Step 3: Search Quality
While building the search experience, the Admin should have assessed the search quality of the client’s top priorities queries based on their what kind of organization they are and what kind of questions they receive from their users.
As the reviewer, you can QA search quality based on several additional items:
Universal Prompt Results
All universal prompts should lead to very strong results. Click through each prompt to check. Ideally, each vertical shows up at least once through a universal prompt to ensure that all of the possible result types in the experience are showcased upfront.
Vertical Prompt Autocomplete Behavior and Results
Admins are encouraged to set up both static (hard-coded) and “mad-lib” style embedded fields vertical prompts for each vertical. It is best practice to enable at least

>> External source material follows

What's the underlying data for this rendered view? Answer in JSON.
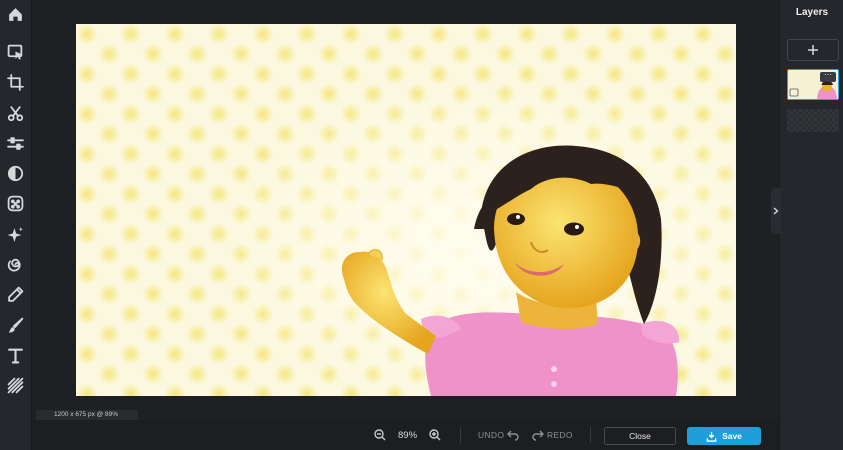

[[name]] as a vertical prompt for most verticals to create a more powerful predictive autocomplete experience. Try typing in various queries to ensure the autocomplete behavior is showing intuitive predictions that lead to expected results. If verticals have any hard-coded prompts and vertical prompts are
, click each prompt to ensure strong results are returned.
Verticals should be easily discoverable through all common synonyms matching the content type of that vertical. Example 1: a vertical for Acquisition FAQs should surface for queries like “merger”, “acquisition” and “transition”. Example 2: a vertical for financial professionals should generally surface for queries like “lenders”, “advisors”, and “officers”.
Location Search Quality (if applicable)
The location search algorithm can sometimes surface undesired or unexpected results, so it is important to test a few location-related searches. Try a few different types of queries here such as searching by city and by zip code to get a sense for how things are working, and check how the results are being sorted. Generally speaking, location entities are usually sorted by relevance to the query and then by proximity to the user.